This exciting and driving guitar is used to kick off the gang's adventure down the river.
The overcrowded Emma Dean gets caught in some rocks and leaves the crew in a precarious situation. As the ship members navigate through dangerous waters, a tense and driving guitar builds the energy until the members capsize, or “float” into the water. A light and airy release of tension follows their fall into the water. The Ambient Suspense guitar track builds and builds until the boat hits the rock and cuts off the track, and Floating Island follows their trip into the water.
The last scene of the men coming out of the Grand Canyon and meeting Mr. Asa. Grandioso Radio accompanies this moment to signify the coming back into the "real world" and all the problems that come with such an accomplishment and dealing with the government. These men were deemed as heroes.
Cinderella was my first time sound designing a musical. The design for this show was not as straight forward as it might have seemed, as the production itself was highly conceptualized and took on a more ambiguous time period. The sound world was set more modern and I used a gramophone as my main inspiration when building this world.

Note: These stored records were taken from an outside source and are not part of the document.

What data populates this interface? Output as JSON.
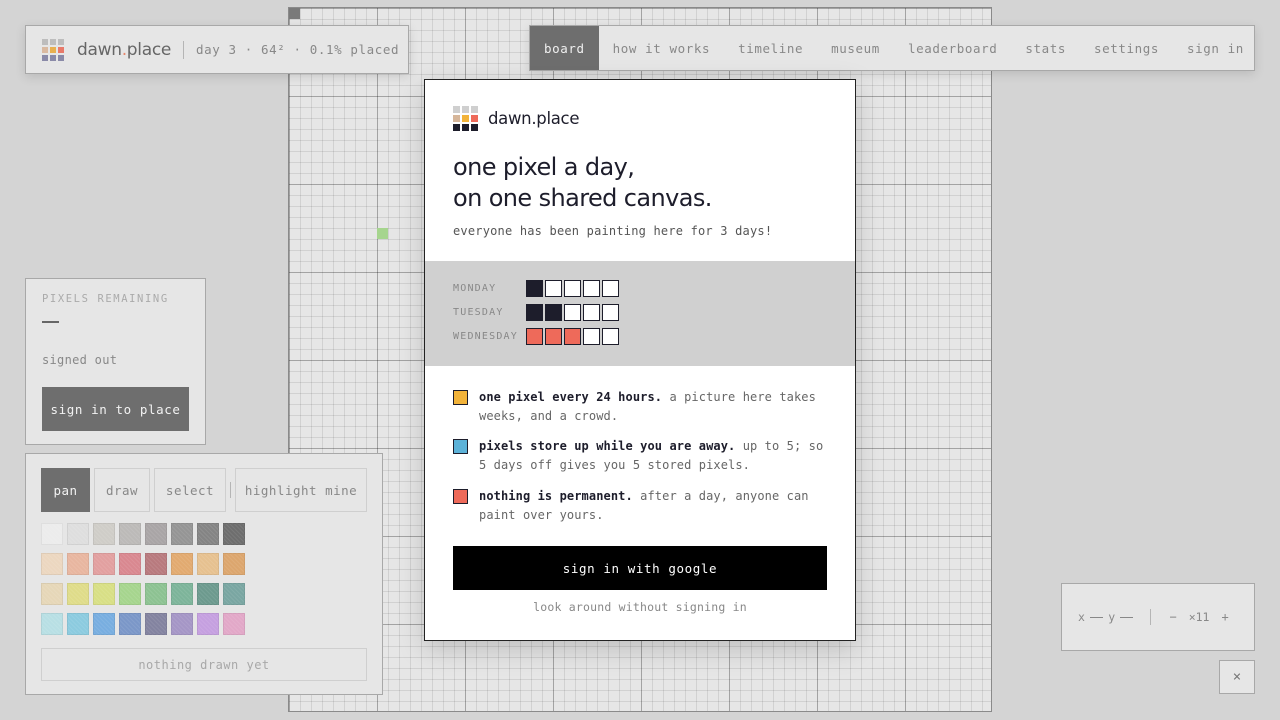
{
  "brand": {
    "name_main": "dawn",
    "name_dot": ".",
    "name_tld": "place",
    "stats": "day 3 · 64² · 0.1% placed",
    "logo_colors": [
      "#bdbdbd",
      "#bdbdbd",
      "#bdbdbd",
      "#d9b9a0",
      "#e8b050",
      "#e87a6a",
      "#8a8aa8",
      "#8a8aa8",
      "#8a8aa8"
    ]
  },
  "nav": {
    "items": [
      {
        "label": "board",
        "active": true
      },
      {
        "label": "how it works"
      },
      {
        "label": "timeline"
      },
      {
        "label": "museum"
      },
      {
        "label": "leaderboard"
      },
      {
        "label": "stats"
      },
      {
        "label": "settings"
      }
    ],
    "sign_in": "sign in"
  },
  "remaining": {
    "label": "PIXELS REMAINING",
    "status": "signed out",
    "signin_button": "sign in to place"
  },
  "tools": {
    "pan": "pan",
    "draw": "draw",
    "select": "select",
    "highlight": "highlight mine",
    "active": "pan",
    "palette": [
      [
        "#ececec",
        "#dedede",
        "#cfcdc8",
        "#bcbab8",
        "#a9a5a6",
        "#959595",
        "#848484",
        "#6e6e6e"
      ],
      [
        "#ecd7c0",
        "#e8b6a0",
        "#e2a0a0",
        "#d98890",
        "#b87a7e",
        "#e2aa70",
        "#e6c190",
        "#dca66e"
      ],
      [
        "#e6d7b8",
        "#dfdc8a",
        "#d8df86",
        "#a6d58e",
        "#8dc292",
        "#7db49a",
        "#6d9a8e",
        "#7aa6a2"
      ],
      [
        "#b8dfe4",
        "#8ccbdf",
        "#78aee0",
        "#7b97c8",
        "#8383a0",
        "#a596c6",
        "#c5a0e0",
        "#e2a8c8"
      ]
    ],
    "drawn_status": "nothing drawn yet"
  },
  "coords": {
    "x_label": "x",
    "y_label": "y",
    "zoom_out": "−",
    "zoom_level": "×11",
    "zoom_in": "+"
  },
  "close_label": "×",
  "canvas": {
    "placed_pixels": [
      {
        "col": 8,
        "row": 20,
        "color": "#a6d58e"
      }
    ]
  },
  "modal": {
    "brand": "dawn.place",
    "logo_colors": [
      "#cfcfcf",
      "#cfcfcf",
      "#cfcfcf",
      "#d6b69a",
      "#f2b33a",
      "#ee6a5a",
      "#1d1d2b",
      "#1d1d2b",
      "#1d1d2b"
    ],
    "headline_1": "one pixel a day,",
    "headline_2": "on one shared canvas.",
    "subline": "everyone has been painting here for 3 days!",
    "days": [
      {
        "label": "MONDAY",
        "cells": [
          "#1d1d2b",
          "#ffffff",
          "#ffffff",
          "#ffffff",
          "#ffffff"
        ]
      },
      {
        "label": "TUESDAY",
        "cells": [
          "#1d1d2b",
          "#1d1d2b",
          "#ffffff",
          "#ffffff",
          "#ffffff"
        ]
      },
      {
        "label": "WEDNESDAY",
        "cells": [
          "#ee6a5a",
          "#ee6a5a",
          "#ee6a5a",
          "#ffffff",
          "#ffffff"
        ]
      }
    ],
    "rules": [
      {
        "color": "#f2b33a",
        "bold": "one pixel every 24 hours.",
        "rest": " a picture here takes weeks, and a crowd."
      },
      {
        "color": "#5cb2d8",
        "bold": "pixels store up while you are away.",
        "rest": " up to 5; so 5 days off gives you 5 stored pixels."
      },
      {
        "color": "#ee6a5a",
        "bold": "nothing is permanent.",
        "rest": " after a day, anyone can paint over yours."
      }
    ],
    "google_button": "sign in with google",
    "look_link": "look around without signing in"
  }
}
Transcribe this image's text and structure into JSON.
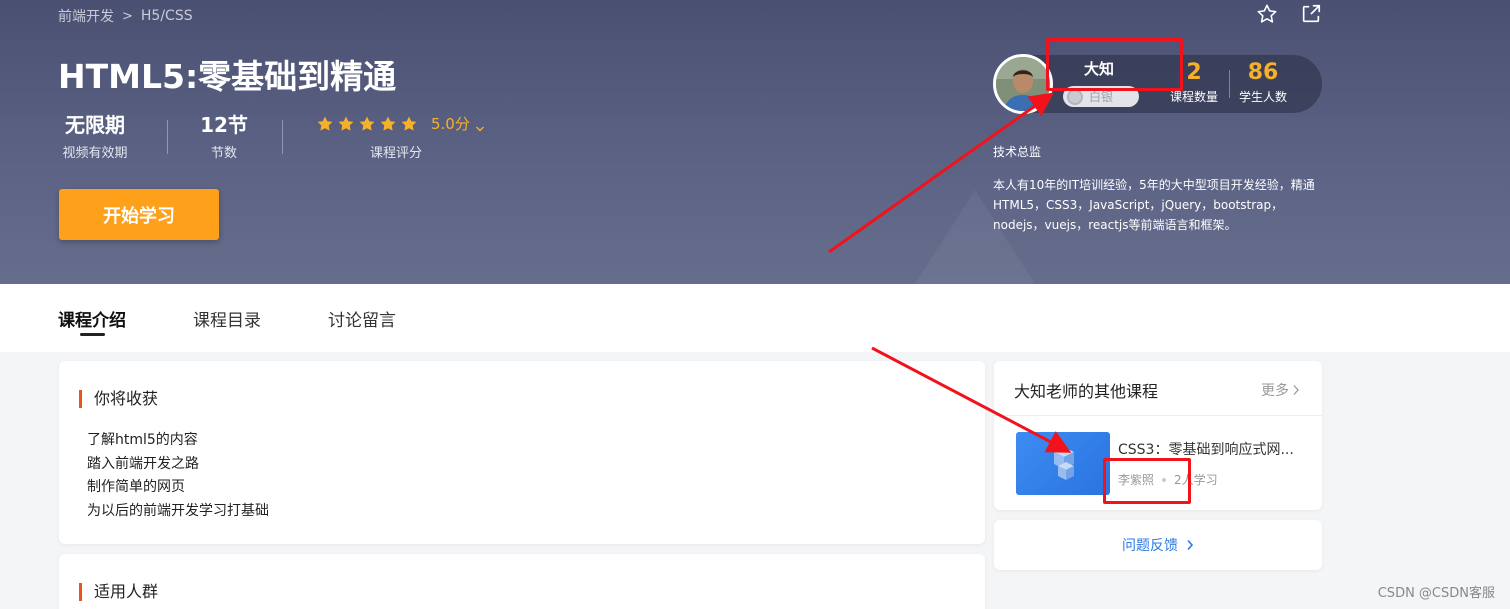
{
  "breadcrumb": {
    "level1": "前端开发",
    "separator": ">",
    "level2": "H5/CSS"
  },
  "course": {
    "title": "HTML5:零基础到精通",
    "validity_value": "无限期",
    "validity_label": "视频有效期",
    "sections_value": "12节",
    "sections_label": "节数",
    "rating_score": "5.0分",
    "rating_label": "课程评分",
    "rating_stars": 5,
    "start_button": "开始学习"
  },
  "teacher": {
    "name": "大知",
    "level": "白银",
    "course_count": "2",
    "course_count_label": "课程数量",
    "student_count": "86",
    "student_count_label": "学生人数",
    "job": "技术总监",
    "bio": "本人有10年的IT培训经验，5年的大中型项目开发经验，精通HTML5，CSS3，JavaScript，jQuery，bootstrap，nodejs，vuejs，reactjs等前端语言和框架。"
  },
  "tabs": [
    "课程介绍",
    "课程目录",
    "讨论留言"
  ],
  "gain": {
    "heading": "你将收获",
    "items": [
      "了解html5的内容",
      "踏入前端开发之路",
      "制作简单的网页",
      "为以后的前端开发学习打基础"
    ]
  },
  "audience": {
    "heading": "适用人群"
  },
  "other_courses": {
    "heading": "大知老师的其他课程",
    "more": "更多",
    "item": {
      "title": "CSS3：零基础到响应式网...",
      "author": "李紫照",
      "students": "2人学习"
    }
  },
  "feedback": {
    "label": "问题反馈"
  },
  "watermark": "CSDN @CSDN客服",
  "colors": {
    "accent_orange": "#fea01a",
    "star": "#f6b128",
    "link_blue": "#2b7be5",
    "annotation_red": "#f2121b",
    "heading_bar": "#e9531d"
  }
}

Due to this, it took on a 1920s “Gatsby” feeling. Salon music from the 1920s and 1930s set the tone leading into Studio Tenn’s Cinderella.
Due to the set being a blank canvas, we used sound to set the scene when music was not being used. This was also a collaboration with the projection designer on what images he was using on the small projection wall in the back of the set. I worked to create scenes that took place in the castle garden, at the Stepmother’s manner, and in the village square.

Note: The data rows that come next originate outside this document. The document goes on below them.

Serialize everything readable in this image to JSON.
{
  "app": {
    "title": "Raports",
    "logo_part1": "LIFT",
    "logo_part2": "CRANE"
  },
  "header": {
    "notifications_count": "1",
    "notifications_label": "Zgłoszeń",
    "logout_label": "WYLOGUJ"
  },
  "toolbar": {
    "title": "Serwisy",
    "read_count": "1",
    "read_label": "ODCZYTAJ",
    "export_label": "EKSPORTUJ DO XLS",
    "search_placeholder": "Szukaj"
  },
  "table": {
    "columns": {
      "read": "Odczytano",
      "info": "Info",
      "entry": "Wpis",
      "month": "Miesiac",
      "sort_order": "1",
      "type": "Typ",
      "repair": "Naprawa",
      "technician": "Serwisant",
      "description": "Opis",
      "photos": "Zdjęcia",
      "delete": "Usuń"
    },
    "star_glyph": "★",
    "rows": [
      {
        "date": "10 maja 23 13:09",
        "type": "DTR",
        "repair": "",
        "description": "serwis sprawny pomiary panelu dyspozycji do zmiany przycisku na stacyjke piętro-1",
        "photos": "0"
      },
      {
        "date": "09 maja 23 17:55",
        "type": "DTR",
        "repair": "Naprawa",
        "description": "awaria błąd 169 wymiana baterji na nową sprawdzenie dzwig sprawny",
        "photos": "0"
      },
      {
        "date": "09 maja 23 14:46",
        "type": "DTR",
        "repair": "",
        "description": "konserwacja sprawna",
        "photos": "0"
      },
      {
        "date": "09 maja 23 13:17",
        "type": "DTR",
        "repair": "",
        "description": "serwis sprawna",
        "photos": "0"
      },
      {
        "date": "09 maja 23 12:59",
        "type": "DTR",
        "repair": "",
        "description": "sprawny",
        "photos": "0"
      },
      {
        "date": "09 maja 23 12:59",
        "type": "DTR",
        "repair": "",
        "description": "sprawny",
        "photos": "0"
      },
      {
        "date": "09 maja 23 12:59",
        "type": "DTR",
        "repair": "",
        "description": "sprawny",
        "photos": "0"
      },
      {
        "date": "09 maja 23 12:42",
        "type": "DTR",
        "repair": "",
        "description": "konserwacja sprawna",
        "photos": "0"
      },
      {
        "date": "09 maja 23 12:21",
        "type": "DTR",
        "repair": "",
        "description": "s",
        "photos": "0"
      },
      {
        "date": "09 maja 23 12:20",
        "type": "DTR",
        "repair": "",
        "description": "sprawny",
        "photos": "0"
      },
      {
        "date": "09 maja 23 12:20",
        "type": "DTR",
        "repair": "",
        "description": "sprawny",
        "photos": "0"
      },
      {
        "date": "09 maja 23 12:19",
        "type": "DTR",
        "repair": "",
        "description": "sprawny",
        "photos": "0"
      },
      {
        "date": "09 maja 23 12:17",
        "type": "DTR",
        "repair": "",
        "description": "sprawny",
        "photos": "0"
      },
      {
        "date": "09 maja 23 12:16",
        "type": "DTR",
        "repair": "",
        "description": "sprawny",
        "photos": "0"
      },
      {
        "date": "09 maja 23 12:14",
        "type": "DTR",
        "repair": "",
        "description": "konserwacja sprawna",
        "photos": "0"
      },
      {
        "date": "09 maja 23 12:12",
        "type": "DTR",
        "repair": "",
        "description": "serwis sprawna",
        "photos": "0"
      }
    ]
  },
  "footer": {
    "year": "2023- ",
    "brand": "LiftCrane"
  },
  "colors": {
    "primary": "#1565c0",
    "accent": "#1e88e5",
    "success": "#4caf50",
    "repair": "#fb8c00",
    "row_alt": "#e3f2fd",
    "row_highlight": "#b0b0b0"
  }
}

The biggest challenge was creating the atmosphere of the Fairy Godmother and the transformation scene. We wanted her entrance and magical sequence to be celestial and cosmic but also match her personality which was fun and quirky. I used a couple different sounds to build the world of the Fairy Godmother. Layers of sounds were used so we could “feel” the magic in a low end rumble while also having the twinkle you would imagine when it comes to magic.
In My Own Little Corner
The goal of the animal sounds was to create a natural dialogue between Cinderella and the sound effects. We wanted the animals to have distinct personalities so it was like the mouses were giving advice and each sound had its own feeling. Each mouse squeak, meow, and dove coo was individually edited together to create the conversation.
The Transformation Scene
This scene was the hardest to create and time out in the whole musical. The two main parts that were built were the Fairy Godmother's entrance which uses thunder and some twinkle to accent her entrance through smoke and lights. The second part was the transformation scene. I used sound that varied between a low rumble so the audience can "feel" the scene along with the Godmother's signature "twinkle magic" and some celestial sound noises that were all timed to choreography of the transformation. The carriage turning into a pumpkin and the dress changing each had their own sounds.
The garden scene is one example of the various ambiences that were used to set the locations of the scene. The correlated to Cinderella and the Prince's time in the garden during the ball. It matched the fountain image projected onto the LED wall. Some other ambience that were used were a fireplace and owl to show that it is night and the village square.